→ What you are asked to do
Reprint all records below exactly. No images.
*** Raw data
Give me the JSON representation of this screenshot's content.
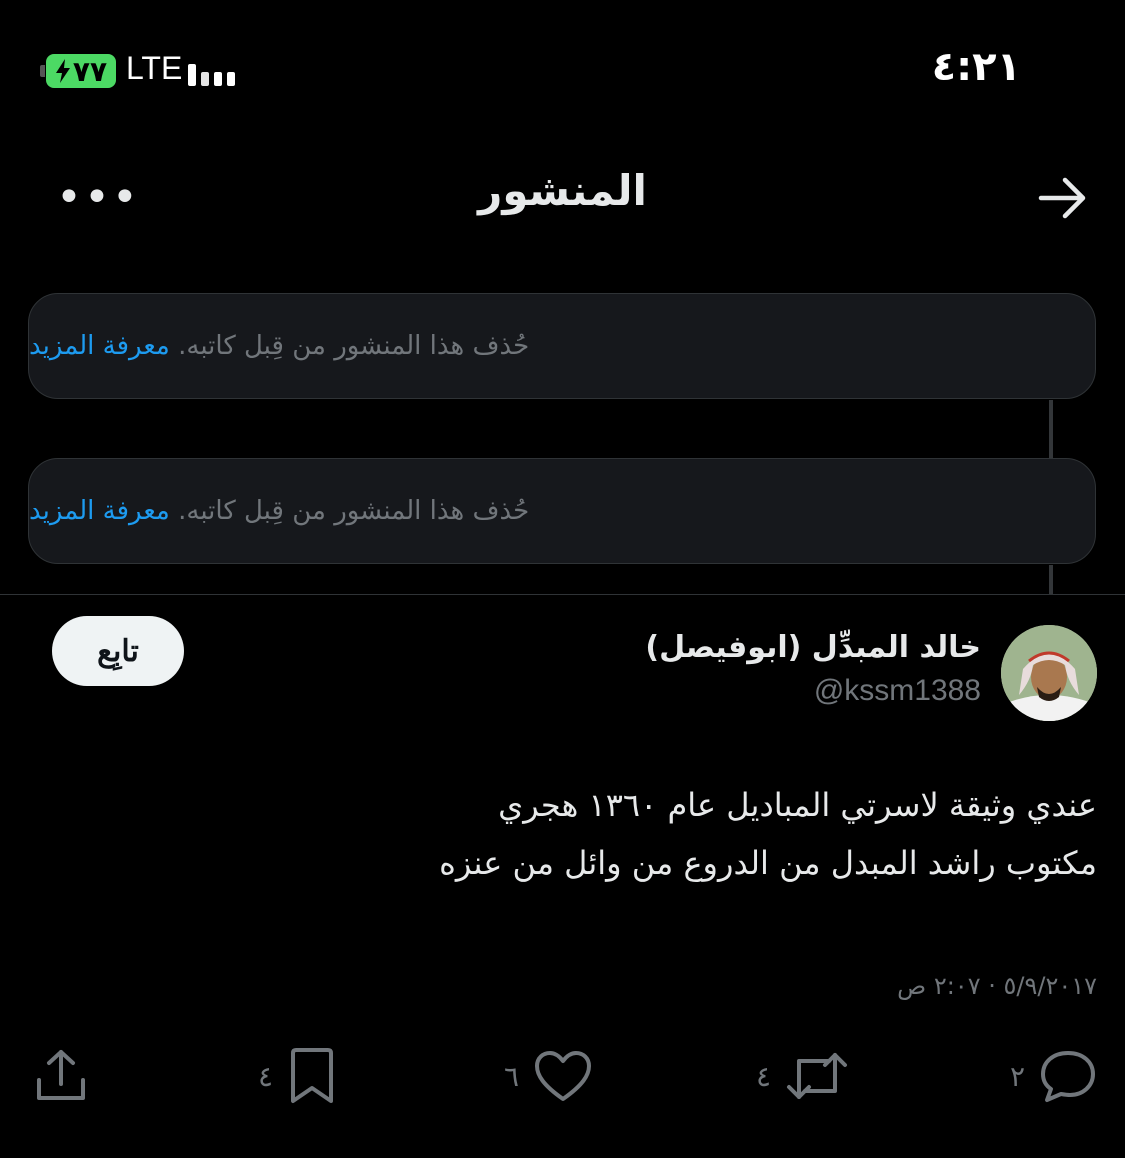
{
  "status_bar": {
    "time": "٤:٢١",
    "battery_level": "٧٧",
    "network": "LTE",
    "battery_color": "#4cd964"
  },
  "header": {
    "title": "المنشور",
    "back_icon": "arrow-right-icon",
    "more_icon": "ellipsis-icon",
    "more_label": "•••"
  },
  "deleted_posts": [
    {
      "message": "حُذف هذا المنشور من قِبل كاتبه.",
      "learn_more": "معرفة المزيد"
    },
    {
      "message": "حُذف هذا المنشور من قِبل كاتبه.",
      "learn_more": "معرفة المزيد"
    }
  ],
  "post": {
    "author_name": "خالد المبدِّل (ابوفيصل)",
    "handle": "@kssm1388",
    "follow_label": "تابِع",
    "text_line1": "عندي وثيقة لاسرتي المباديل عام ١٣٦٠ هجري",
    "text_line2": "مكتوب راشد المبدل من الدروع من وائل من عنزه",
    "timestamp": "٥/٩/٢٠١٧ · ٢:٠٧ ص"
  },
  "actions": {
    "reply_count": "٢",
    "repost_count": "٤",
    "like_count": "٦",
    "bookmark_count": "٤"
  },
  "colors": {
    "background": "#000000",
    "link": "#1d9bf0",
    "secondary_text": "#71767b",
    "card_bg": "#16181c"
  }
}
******
→ Exercise result
Give me the JSON representation of this screenshot's content.
{
  "status_bar": {
    "time": "٤:٢١",
    "battery_level": "٧٧",
    "network": "LTE",
    "battery_color": "#4cd964"
  },
  "header": {
    "title": "المنشور",
    "back_icon": "arrow-right-icon",
    "more_icon": "ellipsis-icon",
    "more_label": "•••"
  },
  "deleted_posts": [
    {
      "message": "حُذف هذا المنشور من قِبل كاتبه.",
      "learn_more": "معرفة المزيد"
    },
    {
      "message": "حُذف هذا المنشور من قِبل كاتبه.",
      "learn_more": "معرفة المزيد"
    }
  ],
  "post": {
    "author_name": "خالد المبدِّل (ابوفيصل)",
    "handle": "@kssm1388",
    "follow_label": "تابِع",
    "text_line1": "عندي وثيقة لاسرتي المباديل عام ١٣٦٠ هجري",
    "text_line2": "مكتوب راشد المبدل من الدروع من وائل من عنزه",
    "timestamp": "٥/٩/٢٠١٧ · ٢:٠٧ ص"
  },
  "actions": {
    "reply_count": "٢",
    "repost_count": "٤",
    "like_count": "٦",
    "bookmark_count": "٤"
  },
  "colors": {
    "background": "#000000",
    "link": "#1d9bf0",
    "secondary_text": "#71767b",
    "card_bg": "#16181c"
  }
}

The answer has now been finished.